» Exercise details: From the listing that follows, extract every line and set it down unaltered.
○ ○ ○ ○
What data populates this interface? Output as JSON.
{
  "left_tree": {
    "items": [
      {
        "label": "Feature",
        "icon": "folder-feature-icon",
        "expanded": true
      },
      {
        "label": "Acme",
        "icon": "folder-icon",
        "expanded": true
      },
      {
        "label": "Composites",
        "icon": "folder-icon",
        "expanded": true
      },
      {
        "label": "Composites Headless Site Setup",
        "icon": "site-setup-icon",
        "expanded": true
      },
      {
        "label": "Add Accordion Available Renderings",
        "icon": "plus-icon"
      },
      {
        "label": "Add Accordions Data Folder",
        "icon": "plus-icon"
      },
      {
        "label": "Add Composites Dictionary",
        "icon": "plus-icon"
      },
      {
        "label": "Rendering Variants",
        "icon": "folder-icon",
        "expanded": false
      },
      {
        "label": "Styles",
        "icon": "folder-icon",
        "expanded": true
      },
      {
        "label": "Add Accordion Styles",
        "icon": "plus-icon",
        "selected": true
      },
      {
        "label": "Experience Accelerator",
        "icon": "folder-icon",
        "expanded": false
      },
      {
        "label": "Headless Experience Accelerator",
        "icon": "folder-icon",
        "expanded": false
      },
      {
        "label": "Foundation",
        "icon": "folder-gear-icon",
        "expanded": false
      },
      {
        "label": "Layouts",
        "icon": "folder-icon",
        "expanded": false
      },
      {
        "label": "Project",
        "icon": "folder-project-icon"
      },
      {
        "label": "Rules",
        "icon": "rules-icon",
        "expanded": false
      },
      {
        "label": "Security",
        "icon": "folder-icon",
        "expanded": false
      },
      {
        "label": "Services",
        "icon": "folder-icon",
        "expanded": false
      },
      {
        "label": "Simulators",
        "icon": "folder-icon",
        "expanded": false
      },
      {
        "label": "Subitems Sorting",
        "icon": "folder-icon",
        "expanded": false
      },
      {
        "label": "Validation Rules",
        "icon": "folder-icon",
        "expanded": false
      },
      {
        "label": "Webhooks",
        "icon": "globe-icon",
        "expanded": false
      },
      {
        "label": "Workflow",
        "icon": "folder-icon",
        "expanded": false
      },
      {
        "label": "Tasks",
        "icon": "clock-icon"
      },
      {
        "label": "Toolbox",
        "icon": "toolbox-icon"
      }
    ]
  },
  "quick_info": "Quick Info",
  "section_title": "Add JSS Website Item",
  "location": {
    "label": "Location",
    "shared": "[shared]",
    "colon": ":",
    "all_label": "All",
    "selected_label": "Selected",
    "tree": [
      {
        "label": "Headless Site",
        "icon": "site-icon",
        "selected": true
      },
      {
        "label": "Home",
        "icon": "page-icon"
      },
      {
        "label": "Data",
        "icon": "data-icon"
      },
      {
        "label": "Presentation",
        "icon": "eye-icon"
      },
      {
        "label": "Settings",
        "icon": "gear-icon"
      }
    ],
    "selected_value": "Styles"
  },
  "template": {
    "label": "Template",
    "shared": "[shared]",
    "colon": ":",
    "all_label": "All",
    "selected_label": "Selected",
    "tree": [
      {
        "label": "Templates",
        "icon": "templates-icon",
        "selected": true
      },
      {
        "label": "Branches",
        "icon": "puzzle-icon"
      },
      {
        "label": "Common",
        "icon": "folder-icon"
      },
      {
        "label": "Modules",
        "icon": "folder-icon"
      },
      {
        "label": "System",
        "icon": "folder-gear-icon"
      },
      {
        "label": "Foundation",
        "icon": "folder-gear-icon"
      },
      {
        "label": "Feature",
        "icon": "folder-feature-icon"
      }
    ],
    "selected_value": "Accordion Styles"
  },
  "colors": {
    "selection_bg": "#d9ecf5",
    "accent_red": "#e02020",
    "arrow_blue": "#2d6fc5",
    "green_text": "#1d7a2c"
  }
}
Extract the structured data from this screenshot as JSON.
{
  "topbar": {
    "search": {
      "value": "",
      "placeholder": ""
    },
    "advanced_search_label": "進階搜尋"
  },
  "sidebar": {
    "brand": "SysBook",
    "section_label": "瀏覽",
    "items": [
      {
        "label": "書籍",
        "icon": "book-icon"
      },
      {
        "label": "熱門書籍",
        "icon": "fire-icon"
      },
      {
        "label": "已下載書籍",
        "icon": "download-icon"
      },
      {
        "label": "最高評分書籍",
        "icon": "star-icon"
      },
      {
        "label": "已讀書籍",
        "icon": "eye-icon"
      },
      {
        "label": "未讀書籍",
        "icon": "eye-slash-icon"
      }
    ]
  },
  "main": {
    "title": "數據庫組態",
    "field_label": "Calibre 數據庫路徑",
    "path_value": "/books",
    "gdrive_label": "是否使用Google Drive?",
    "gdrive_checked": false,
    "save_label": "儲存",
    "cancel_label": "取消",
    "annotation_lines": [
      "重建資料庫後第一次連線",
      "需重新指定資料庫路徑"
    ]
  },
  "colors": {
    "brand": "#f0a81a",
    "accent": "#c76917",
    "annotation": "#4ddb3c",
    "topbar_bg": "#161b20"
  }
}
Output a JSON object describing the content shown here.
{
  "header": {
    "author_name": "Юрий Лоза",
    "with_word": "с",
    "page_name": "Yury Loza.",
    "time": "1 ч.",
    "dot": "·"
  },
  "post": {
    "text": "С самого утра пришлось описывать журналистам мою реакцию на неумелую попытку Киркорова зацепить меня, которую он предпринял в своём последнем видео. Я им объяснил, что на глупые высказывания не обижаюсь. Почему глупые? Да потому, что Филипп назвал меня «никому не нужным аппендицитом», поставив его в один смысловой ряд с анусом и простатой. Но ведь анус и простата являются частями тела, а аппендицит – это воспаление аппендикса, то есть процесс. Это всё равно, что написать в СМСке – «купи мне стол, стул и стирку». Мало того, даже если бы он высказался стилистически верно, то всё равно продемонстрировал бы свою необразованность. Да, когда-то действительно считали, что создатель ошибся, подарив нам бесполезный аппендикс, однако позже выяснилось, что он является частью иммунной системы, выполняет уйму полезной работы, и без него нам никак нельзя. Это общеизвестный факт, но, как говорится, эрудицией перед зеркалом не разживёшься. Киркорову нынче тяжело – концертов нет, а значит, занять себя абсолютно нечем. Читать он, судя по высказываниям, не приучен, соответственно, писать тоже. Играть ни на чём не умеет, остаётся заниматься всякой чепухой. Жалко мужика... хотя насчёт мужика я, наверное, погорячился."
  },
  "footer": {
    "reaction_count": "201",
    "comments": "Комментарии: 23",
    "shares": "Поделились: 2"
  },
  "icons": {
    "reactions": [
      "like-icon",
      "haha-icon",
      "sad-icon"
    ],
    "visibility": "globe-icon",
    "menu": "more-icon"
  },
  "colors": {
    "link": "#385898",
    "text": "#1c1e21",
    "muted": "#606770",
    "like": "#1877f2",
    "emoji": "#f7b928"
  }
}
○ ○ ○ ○
» Task response:
What data populates this interface? Output as JSON.
{
  "left_tree": {
    "items": [
      {
        "label": "Feature",
        "icon": "folder-feature-icon",
        "expanded": true
      },
      {
        "label": "Acme",
        "icon": "folder-icon",
        "expanded": true
      },
      {
        "label": "Composites",
        "icon": "folder-icon",
        "expanded": true
      },
      {
        "label": "Composites Headless Site Setup",
        "icon": "site-setup-icon",
        "expanded": true
      },
      {
        "label": "Add Accordion Available Renderings",
        "icon": "plus-icon"
      },
      {
        "label": "Add Accordions Data Folder",
        "icon": "plus-icon"
      },
      {
        "label": "Add Composites Dictionary",
        "icon": "plus-icon"
      },
      {
        "label": "Rendering Variants",
        "icon": "folder-icon",
        "expanded": false
      },
      {
        "label": "Styles",
        "icon": "folder-icon",
        "expanded": true
      },
      {
        "label": "Add Accordion Styles",
        "icon": "plus-icon",
        "selected": true
      },
      {
        "label": "Experience Accelerator",
        "icon": "folder-icon",
        "expanded": false
      },
      {
        "label": "Headless Experience Accelerator",
        "icon": "folder-icon",
        "expanded": false
      },
      {
        "label": "Foundation",
        "icon": "folder-gear-icon",
        "expanded": false
      },
      {
        "label": "Layouts",
        "icon": "folder-icon",
        "expanded": false
      },
      {
        "label": "Project",
        "icon": "folder-project-icon"
      },
      {
        "label": "Rules",
        "icon": "rules-icon",
        "expanded": false
      },
      {
        "label": "Security",
        "icon": "folder-icon",
        "expanded": false
      },
      {
        "label": "Services",
        "icon": "folder-icon",
        "expanded": false
      },
      {
        "label": "Simulators",
        "icon": "folder-icon",
        "expanded": false
      },
      {
        "label": "Subitems Sorting",
        "icon": "folder-icon",
        "expanded": false
      },
      {
        "label": "Validation Rules",
        "icon": "folder-icon",
        "expanded": false
      },
      {
        "label": "Webhooks",
        "icon": "globe-icon",
        "expanded": false
      },
      {
        "label": "Workflow",
        "icon": "folder-icon",
        "expanded": false
      },
      {
        "label": "Tasks",
        "icon": "clock-icon"
      },
      {
        "label": "Toolbox",
        "icon": "toolbox-icon"
      }
    ]
  },
  "quick_info": "Quick Info",
  "section_title": "Add JSS Website Item",
  "location": {
    "label": "Location",
    "shared": "[shared]",
    "colon": ":",
    "all_label": "All",
    "selected_label": "Selected",
    "tree": [
      {
        "label": "Headless Site",
        "icon": "site-icon",
        "selected": true
      },
      {
        "label": "Home",
        "icon": "page-icon"
      },
      {
        "label": "Data",
        "icon": "data-icon"
      },
      {
        "label": "Presentation",
        "icon": "eye-icon"
      },
      {
        "label": "Settings",
        "icon": "gear-icon"
      }
    ],
    "selected_value": "Styles"
  },
  "template": {
    "label": "Template",
    "shared": "[shared]",
    "colon": ":",
    "all_label": "All",
    "selected_label": "Selected",
    "tree": [
      {
        "label": "Templates",
        "icon": "templates-icon",
        "selected": true
      },
      {
        "label": "Branches",
        "icon": "puzzle-icon"
      },
      {
        "label": "Common",
        "icon": "folder-icon"
      },
      {
        "label": "Modules",
        "icon": "folder-icon"
      },
      {
        "label": "System",
        "icon": "folder-gear-icon"
      },
      {
        "label": "Foundation",
        "icon": "folder-gear-icon"
      },
      {
        "label": "Feature",
        "icon": "folder-feature-icon"
      }
    ],
    "selected_value": "Accordion Styles"
  },
  "colors": {
    "selection_bg": "#d9ecf5",
    "accent_red": "#e02020",
    "arrow_blue": "#2d6fc5",
    "green_text": "#1d7a2c"
  }
}
Extract the structured data from this screenshot as JSON.
{
  "topbar": {
    "search": {
      "value": "",
      "placeholder": ""
    },
    "advanced_search_label": "進階搜尋"
  },
  "sidebar": {
    "brand": "SysBook",
    "section_label": "瀏覽",
    "items": [
      {
        "label": "書籍",
        "icon": "book-icon"
      },
      {
        "label": "熱門書籍",
        "icon": "fire-icon"
      },
      {
        "label": "已下載書籍",
        "icon": "download-icon"
      },
      {
        "label": "最高評分書籍",
        "icon": "star-icon"
      },
      {
        "label": "已讀書籍",
        "icon": "eye-icon"
      },
      {
        "label": "未讀書籍",
        "icon": "eye-slash-icon"
      }
    ]
  },
  "main": {
    "title": "數據庫組態",
    "field_label": "Calibre 數據庫路徑",
    "path_value": "/books",
    "gdrive_label": "是否使用Google Drive?",
    "gdrive_checked": false,
    "save_label": "儲存",
    "cancel_label": "取消",
    "annotation_lines": [
      "重建資料庫後第一次連線",
      "需重新指定資料庫路徑"
    ]
  },
  "colors": {
    "brand": "#f0a81a",
    "accent": "#c76917",
    "annotation": "#4ddb3c",
    "topbar_bg": "#161b20"
  }
}
Output a JSON object describing the content shown here.
{
  "header": {
    "author_name": "Юрий Лоза",
    "with_word": "с",
    "page_name": "Yury Loza.",
    "time": "1 ч.",
    "dot": "·"
  },
  "post": {
    "text": "С самого утра пришлось описывать журналистам мою реакцию на неумелую попытку Киркорова зацепить меня, которую он предпринял в своём последнем видео. Я им объяснил, что на глупые высказывания не обижаюсь. Почему глупые? Да потому, что Филипп назвал меня «никому не нужным аппендицитом», поставив его в один смысловой ряд с анусом и простатой. Но ведь анус и простата являются частями тела, а аппендицит – это воспаление аппендикса, то есть процесс. Это всё равно, что написать в СМСке – «купи мне стол, стул и стирку». Мало того, даже если бы он высказался стилистически верно, то всё равно продемонстрировал бы свою необразованность. Да, когда-то действительно считали, что создатель ошибся, подарив нам бесполезный аппендикс, однако позже выяснилось, что он является частью иммунной системы, выполняет уйму полезной работы, и без него нам никак нельзя. Это общеизвестный факт, но, как говорится, эрудицией перед зеркалом не разживёшься. Киркорову нынче тяжело – концертов нет, а значит, занять себя абсолютно нечем. Читать он, судя по высказываниям, не приучен, соответственно, писать тоже. Играть ни на чём не умеет, остаётся заниматься всякой чепухой. Жалко мужика... хотя насчёт мужика я, наверное, погорячился."
  },
  "footer": {
    "reaction_count": "201",
    "comments": "Комментарии: 23",
    "shares": "Поделились: 2"
  },
  "icons": {
    "reactions": [
      "like-icon",
      "haha-icon",
      "sad-icon"
    ],
    "visibility": "globe-icon",
    "menu": "more-icon"
  },
  "colors": {
    "link": "#385898",
    "text": "#1c1e21",
    "muted": "#606770",
    "like": "#1877f2",
    "emoji": "#f7b928"
  }
}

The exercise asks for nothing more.